Studying abroad does have its perks, but be warned that challenges will arise and coping with them will take some speedy growing up from any aspiring international student.
“My first two years at Brown weren’t easy, not because I was bullied or because anyone gave me a particularly hard time, but just because, you know, without the collegiate system … and at Brown everyone does completely different things and very much chooses their own path, which is great, but it’s also much more difficult, too.

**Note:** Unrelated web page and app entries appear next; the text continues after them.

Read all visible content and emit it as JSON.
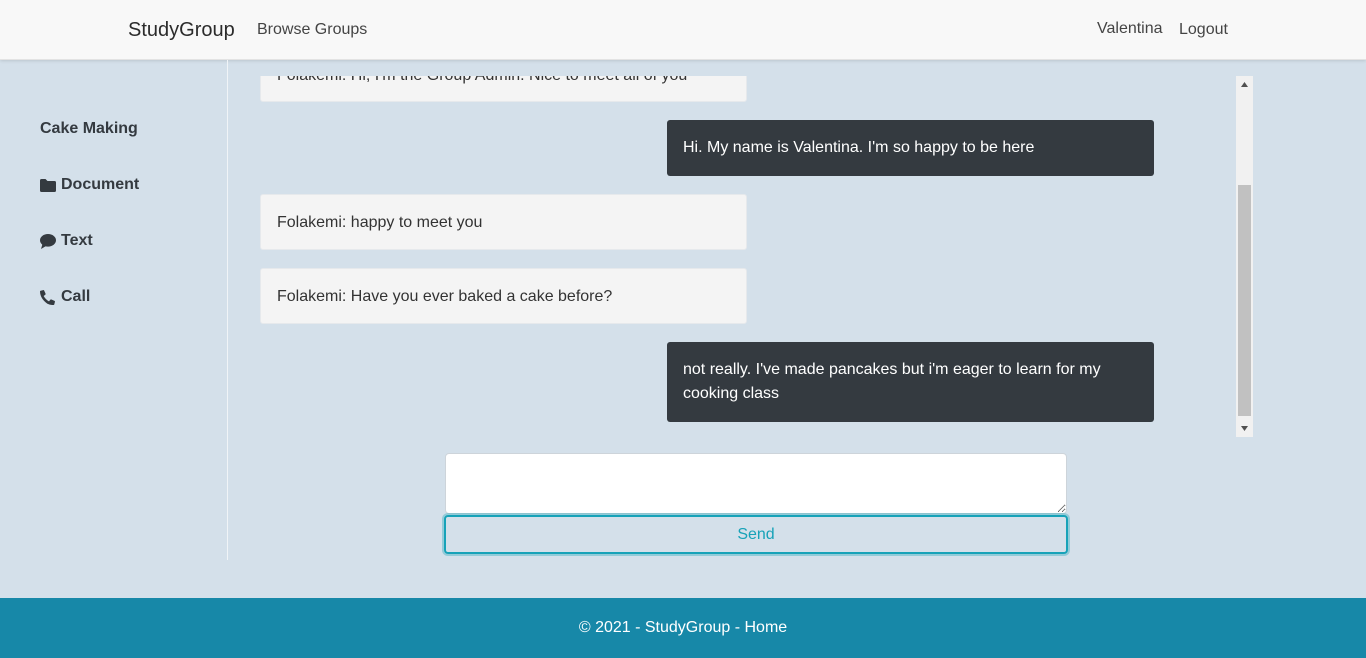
{
  "navbar": {
    "brand": "StudyGroup",
    "browse_groups": "Browse Groups",
    "username": "Valentina",
    "logout": "Logout"
  },
  "sidebar": {
    "group_name": "Cake Making",
    "items": [
      {
        "label": "Document",
        "icon": "folder-icon"
      },
      {
        "label": "Text",
        "icon": "comment-icon"
      },
      {
        "label": "Call",
        "icon": "phone-icon"
      }
    ]
  },
  "chat": {
    "messages": [
      {
        "direction": "incoming",
        "text": "Folakemi: Hi, I'm the Group Admin. Nice to meet all of you"
      },
      {
        "direction": "outgoing",
        "text": "Hi. My name is Valentina. I'm so happy to be here"
      },
      {
        "direction": "incoming",
        "text": "Folakemi: happy to meet you"
      },
      {
        "direction": "incoming",
        "text": "Folakemi: Have you ever baked a cake before?"
      },
      {
        "direction": "outgoing",
        "text": "not really. I've made pancakes but i'm eager to learn for my cooking class"
      }
    ]
  },
  "composer": {
    "value": "",
    "send_label": "Send"
  },
  "footer": {
    "copyright": "© 2021 - StudyGroup - ",
    "home_link": "Home"
  },
  "colors": {
    "page_bg": "#d4e0ea",
    "incoming_bg": "#f4f4f4",
    "outgoing_bg": "#343a40",
    "accent": "#17a2b8",
    "footer_bg": "#1788a8"
  }
}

You’re not with a group of people all the time at one time.” ― Emma Watson
I never know what to say or think when my father talks to me about his experiences working at a historically black college.
I usually end up feeling pretty hurt, since he’s been the recipient of a lot of internalized racism from other POC, even though he is also denied a lot of the same privileges since he is a dark-skinned Latin American immigrant.
Like how his black superiors have told him straight to his face that he will never become an administrator/higher-up despite being head of the engineering department and teaching there for 40+ years because he is not black. (Tbh I’m not 100% sure if this is because of internalized racism, or if its just how the collegiate system works and its out of the administrator’s hands, anyone who can fill me in on this give a heads up!)
Or when a fellow colleague of his (also a POC, of Middle Eastern descent) continued to treat him poorly because he didn’t receive a promotion since they decided to give it to my father instead, and only began talking to him like a human being again because my father helped save his life after he had a stroke in his office.
And I understand that most of this hate is pretty valid, but at the same time I’m not going to deny that I wish that fellow POC didn’t hate on each other so much.
Like, I understand that nobody’s experiences are the same and its wrong to assume so, but I’m sure we have a lot more in common with each other than non-POC… right?
i will never get why many residential volunteer programs only accept college grads. that is all i want to do with my 20’s, i’ve been working years to get enough volunteer hours in to make me an eligible candidate. i don’t understand why they make it as hard as possible for people outside the collegiate system. it’s also unreasonably hard to find an organization that doesn’t fuck with “white savior going to africa as a country” type of outreach
of all things, it shouldn’t be difficult to find an ethical way to do volunteer work
“My first two years at Brown weren’t easy, not because I was bullied or because anyone gave me a particularly hard time, but just because, you know, without the collegiate system … and at Brown everyone does completely different things and very much chooses their own path, which is great, but it’s also much more difficult, too. You’re not with a group of people all the time at one time.”